> **WORK TASK**
Extract all lines in the data that contain the word "JSON".
● ● ● ● ●
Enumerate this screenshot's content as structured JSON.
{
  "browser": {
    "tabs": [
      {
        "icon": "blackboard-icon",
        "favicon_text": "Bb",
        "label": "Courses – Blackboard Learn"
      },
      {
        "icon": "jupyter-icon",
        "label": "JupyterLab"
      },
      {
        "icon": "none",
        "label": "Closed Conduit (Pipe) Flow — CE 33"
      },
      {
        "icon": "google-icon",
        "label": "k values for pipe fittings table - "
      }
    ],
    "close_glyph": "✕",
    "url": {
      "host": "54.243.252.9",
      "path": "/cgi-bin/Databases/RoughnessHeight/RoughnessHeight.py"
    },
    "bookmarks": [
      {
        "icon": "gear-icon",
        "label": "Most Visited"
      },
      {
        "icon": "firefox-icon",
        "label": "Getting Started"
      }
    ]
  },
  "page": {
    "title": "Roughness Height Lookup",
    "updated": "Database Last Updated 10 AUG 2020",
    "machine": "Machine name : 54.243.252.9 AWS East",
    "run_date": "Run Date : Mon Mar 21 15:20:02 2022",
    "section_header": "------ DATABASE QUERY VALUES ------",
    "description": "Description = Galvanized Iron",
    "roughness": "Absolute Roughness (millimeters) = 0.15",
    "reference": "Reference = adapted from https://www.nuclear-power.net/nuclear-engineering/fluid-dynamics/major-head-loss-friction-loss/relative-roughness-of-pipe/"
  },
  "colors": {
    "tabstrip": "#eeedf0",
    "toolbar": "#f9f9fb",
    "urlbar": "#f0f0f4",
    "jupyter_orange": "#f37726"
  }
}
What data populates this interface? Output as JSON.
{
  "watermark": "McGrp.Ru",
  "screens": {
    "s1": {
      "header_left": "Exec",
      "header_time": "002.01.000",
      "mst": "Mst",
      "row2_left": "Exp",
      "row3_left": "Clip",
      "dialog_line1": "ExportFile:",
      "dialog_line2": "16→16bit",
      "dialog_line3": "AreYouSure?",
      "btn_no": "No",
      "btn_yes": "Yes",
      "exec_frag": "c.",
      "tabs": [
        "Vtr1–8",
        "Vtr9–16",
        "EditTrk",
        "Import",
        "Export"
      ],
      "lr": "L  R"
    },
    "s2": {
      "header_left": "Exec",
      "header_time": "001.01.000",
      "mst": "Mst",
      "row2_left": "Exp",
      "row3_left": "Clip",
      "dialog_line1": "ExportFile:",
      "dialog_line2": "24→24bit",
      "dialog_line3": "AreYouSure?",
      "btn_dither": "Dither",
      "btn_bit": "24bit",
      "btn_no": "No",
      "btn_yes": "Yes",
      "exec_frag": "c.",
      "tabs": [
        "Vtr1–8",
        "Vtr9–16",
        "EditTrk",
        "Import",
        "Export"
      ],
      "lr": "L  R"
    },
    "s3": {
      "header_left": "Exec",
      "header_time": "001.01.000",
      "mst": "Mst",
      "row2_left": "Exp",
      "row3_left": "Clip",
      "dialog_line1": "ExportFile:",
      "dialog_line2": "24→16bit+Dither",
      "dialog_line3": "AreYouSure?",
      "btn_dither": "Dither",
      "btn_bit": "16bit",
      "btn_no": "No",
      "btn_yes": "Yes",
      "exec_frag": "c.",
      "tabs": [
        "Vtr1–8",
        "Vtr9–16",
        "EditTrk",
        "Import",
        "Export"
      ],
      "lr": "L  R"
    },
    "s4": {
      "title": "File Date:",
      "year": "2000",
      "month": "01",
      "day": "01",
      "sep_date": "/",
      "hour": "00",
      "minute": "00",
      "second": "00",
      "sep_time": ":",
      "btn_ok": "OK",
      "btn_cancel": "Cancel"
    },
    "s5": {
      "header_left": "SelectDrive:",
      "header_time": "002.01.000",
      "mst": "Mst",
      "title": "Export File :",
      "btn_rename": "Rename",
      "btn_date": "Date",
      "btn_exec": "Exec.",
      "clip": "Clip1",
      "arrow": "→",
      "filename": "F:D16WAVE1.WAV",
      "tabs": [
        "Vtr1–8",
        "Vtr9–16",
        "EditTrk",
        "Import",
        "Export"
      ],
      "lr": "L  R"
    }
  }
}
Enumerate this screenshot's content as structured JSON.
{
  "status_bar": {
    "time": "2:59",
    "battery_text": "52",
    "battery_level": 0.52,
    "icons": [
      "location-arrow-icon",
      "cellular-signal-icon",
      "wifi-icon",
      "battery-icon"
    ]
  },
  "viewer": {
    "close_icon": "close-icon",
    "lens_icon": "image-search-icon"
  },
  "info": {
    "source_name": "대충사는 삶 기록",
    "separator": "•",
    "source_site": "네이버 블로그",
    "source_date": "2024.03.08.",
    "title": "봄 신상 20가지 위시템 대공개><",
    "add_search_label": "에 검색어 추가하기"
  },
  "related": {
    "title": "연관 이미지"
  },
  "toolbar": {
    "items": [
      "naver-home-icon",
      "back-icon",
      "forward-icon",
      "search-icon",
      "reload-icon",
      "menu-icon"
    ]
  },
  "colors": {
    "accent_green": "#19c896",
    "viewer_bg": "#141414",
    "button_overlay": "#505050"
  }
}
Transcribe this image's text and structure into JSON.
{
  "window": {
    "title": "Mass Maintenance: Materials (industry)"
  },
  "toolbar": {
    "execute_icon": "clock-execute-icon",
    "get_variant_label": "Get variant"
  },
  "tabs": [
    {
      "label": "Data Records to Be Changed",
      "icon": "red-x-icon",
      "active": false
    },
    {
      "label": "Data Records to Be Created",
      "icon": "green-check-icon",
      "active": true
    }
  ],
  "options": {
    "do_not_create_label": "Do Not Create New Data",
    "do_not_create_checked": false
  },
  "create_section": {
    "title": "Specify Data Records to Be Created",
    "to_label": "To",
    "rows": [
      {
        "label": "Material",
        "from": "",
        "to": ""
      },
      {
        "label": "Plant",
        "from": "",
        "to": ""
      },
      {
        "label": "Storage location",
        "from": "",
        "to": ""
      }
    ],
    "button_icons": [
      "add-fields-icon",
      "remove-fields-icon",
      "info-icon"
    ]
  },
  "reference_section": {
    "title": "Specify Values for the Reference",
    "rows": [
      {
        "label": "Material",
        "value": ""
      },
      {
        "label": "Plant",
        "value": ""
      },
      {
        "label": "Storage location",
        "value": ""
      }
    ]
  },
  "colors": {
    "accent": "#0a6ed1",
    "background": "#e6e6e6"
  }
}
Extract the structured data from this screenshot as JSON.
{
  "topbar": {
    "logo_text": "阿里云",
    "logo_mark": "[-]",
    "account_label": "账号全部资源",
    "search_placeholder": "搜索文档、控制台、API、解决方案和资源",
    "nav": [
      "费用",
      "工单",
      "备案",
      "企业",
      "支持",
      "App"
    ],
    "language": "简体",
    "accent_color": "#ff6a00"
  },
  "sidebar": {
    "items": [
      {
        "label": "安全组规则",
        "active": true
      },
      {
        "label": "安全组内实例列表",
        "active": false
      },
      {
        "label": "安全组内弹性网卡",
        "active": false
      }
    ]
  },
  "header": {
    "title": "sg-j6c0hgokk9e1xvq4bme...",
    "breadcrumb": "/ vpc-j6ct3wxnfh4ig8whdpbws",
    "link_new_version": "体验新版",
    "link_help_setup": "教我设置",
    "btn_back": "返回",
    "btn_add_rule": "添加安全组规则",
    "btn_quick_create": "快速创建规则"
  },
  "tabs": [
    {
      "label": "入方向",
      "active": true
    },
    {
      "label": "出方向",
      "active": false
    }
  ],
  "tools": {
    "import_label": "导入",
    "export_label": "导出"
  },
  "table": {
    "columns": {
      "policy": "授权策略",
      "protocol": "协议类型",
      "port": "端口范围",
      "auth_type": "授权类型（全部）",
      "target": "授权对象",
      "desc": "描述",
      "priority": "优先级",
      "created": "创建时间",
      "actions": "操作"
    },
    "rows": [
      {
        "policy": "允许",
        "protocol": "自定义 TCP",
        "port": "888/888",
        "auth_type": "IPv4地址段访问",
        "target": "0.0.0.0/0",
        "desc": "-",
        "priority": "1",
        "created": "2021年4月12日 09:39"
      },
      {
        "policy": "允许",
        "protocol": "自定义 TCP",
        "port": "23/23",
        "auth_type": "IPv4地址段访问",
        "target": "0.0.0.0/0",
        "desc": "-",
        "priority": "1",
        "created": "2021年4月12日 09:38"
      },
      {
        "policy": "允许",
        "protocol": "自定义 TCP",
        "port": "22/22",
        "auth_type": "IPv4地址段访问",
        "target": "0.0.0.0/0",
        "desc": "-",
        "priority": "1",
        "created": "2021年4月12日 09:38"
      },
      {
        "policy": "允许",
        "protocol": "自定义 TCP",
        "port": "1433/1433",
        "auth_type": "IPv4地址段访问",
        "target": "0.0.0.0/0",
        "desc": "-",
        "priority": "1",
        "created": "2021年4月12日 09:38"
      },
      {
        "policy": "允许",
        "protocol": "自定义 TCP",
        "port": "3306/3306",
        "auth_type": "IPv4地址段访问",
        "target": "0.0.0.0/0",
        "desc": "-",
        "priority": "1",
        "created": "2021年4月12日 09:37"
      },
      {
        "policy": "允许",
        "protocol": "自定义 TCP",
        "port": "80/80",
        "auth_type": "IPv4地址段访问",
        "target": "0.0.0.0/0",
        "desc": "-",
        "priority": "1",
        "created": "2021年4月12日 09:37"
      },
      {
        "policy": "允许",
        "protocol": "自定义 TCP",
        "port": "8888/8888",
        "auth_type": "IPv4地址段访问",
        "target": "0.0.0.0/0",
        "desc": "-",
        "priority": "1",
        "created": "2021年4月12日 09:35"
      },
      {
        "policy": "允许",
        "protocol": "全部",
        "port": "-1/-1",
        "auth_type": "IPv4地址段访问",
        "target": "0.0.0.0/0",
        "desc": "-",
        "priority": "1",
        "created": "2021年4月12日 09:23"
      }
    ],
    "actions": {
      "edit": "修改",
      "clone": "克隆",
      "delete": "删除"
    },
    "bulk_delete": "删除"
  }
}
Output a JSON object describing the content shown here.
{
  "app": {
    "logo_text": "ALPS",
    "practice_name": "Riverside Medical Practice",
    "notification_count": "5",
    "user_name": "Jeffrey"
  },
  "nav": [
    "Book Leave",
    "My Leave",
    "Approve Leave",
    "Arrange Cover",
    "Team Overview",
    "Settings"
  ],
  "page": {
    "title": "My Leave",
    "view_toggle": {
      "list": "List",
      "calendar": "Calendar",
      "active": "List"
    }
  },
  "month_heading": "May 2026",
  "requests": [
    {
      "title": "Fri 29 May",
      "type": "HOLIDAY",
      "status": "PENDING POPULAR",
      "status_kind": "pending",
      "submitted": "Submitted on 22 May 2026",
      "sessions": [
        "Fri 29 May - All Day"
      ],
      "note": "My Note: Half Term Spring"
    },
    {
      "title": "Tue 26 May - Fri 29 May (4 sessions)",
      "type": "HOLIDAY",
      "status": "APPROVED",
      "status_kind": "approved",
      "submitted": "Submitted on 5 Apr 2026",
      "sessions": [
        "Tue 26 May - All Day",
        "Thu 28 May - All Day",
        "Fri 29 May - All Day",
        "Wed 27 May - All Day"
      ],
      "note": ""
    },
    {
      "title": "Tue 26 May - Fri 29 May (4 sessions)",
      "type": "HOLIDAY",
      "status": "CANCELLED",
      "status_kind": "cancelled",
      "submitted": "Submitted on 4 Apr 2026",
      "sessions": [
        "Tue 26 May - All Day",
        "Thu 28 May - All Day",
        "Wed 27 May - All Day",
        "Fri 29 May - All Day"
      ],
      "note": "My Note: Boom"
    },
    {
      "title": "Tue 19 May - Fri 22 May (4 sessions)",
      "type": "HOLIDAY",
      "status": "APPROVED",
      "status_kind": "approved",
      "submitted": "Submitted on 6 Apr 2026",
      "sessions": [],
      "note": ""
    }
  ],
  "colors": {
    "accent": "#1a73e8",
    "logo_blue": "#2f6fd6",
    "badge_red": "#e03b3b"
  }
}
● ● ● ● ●
> **RESPONSE AREA**
Enumerate this screenshot's content as structured JSON.
What data populates this interface? Output as JSON.
Enumerate this screenshot's content as structured JSON.
Transcribe this image's text and structure into JSON.
Extract the structured data from this screenshot as JSON.
Output a JSON object describing the content shown here.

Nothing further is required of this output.